In North Carolina, local responses to growth are limited by state law that gives the legislature final say over such tools as impact fees and affordable housing requirements. Zimmerman said Virginia’s cities face the same restraints, but Arlington worked around them by offering developers more of what they wanted in return for more of what the city needed. Arlington was also able to control growth by concentrating new offices and mid-rise housing around Metro rail stops. Wake County lacks a light rail system, but could concentrate new development around a coming network of rapid transit bus lines.

Transit is a key to smart development, Zimmerman said, but what people young and old want most are “things closer together.” They want to walk, whether from home to work, or restaurant to theater.

“What it really comes down to,” he said, “is walkability.”

What it needs to begin with, on the part of government and residents alike, is urgency and flexibility.

By: NED BARNETT, News & Observer

Raleigh was ranked the best city in the state to start a business due to its labor market.

Entrepreneurs and business owners need look no further than the Tar Heel state to set up shop — North Carolina came out on top in a new study of the best states to start a business.

The study, conducted by Fit Small Business, cited the state’s labor market and taxes as driving an ideal environment for business owners. Fit Small Business, out of New York City, says it provides research to help small business owners make wiser decisions.

The researchers used data from the U.S. Bureau of Labor Statistics, the Kauffman Foundation and the Small Business Administration to rank states on seven categories — access to capital, startup activity, taxes, cost-of-living, labor market, quality of life and cost of starting a business.

The study took corporate, individual income, unemployment insurance, property and sales taxes into account, ranking North Carolina 11th nationally for tax rates. At 3 percent, North Carolina’s corporate tax rate is the lowest of any state levying a corporate tax, according to the Tax Foundation, and is set to be reduced to 2.5 percent beginning in 2019 after to the North Carolina General Assembly’s latest budget.

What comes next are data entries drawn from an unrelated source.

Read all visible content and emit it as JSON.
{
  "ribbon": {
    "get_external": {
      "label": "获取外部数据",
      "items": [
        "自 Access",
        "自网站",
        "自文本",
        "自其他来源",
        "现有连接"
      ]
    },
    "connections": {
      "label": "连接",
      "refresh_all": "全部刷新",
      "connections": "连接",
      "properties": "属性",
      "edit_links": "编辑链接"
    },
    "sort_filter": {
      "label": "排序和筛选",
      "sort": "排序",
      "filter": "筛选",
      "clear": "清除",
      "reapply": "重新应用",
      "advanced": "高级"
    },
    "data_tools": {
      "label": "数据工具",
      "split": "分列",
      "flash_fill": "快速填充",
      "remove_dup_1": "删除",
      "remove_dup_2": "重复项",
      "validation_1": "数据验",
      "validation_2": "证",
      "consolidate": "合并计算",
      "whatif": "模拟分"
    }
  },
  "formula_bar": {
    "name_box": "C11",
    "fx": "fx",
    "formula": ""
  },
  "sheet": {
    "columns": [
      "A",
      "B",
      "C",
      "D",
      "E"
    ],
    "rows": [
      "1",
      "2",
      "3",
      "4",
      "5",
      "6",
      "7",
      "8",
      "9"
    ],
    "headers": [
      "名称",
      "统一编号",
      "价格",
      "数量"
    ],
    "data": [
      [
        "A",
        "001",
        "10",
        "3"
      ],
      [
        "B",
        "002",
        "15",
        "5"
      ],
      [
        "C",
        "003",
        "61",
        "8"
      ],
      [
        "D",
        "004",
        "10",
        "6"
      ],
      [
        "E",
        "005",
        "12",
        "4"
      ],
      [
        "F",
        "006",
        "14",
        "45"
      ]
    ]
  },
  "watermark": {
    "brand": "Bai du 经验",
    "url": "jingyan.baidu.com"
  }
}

Raleigh’s educated population and its high-quality research facilities earned it the top spot among cities statewide for starting a business. More than 40 percent of Raleigh’s population over 25 held at least a four-year degree, compared to just over one-third of Americans nationally.

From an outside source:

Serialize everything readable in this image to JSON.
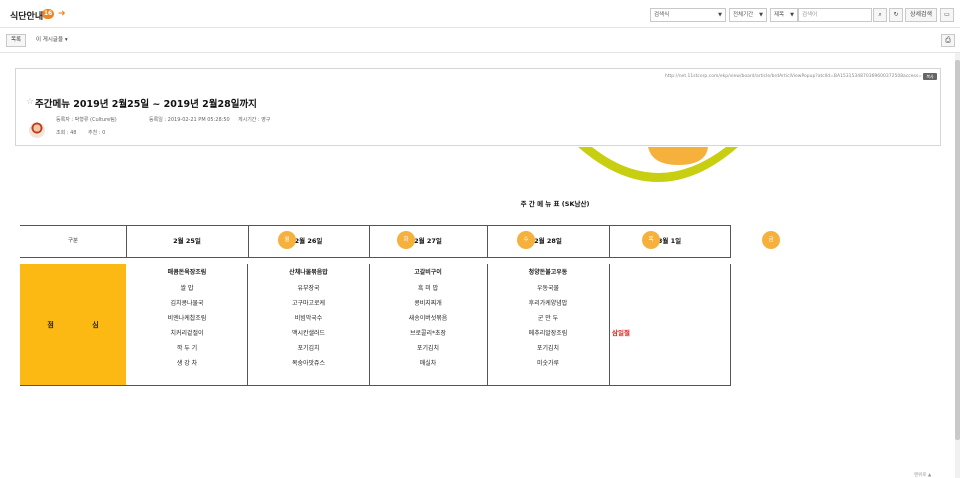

The state’s startup activity also ranked highly — a category that took the rate of entrepreneurs and the survivability of business into account.

But those looking for venture capital investments and small business loans may turn their attention elsewhere. The state was ranked 34th in “access to capital.”

The cost of starting a business, based on per capita income and median commercial rent per square foot per year, fared worse for North Carolina than a majority of states as well. Data from the Bureau of Economic Analysis reveals North Carolina’s 2016 per capita income of $42,002 lags behind the national average of $49,571.

In addition to North Carolina, Utah, Texas, Indiana and Montana rounded out the top five states for starting a business.

by:, triangle business journal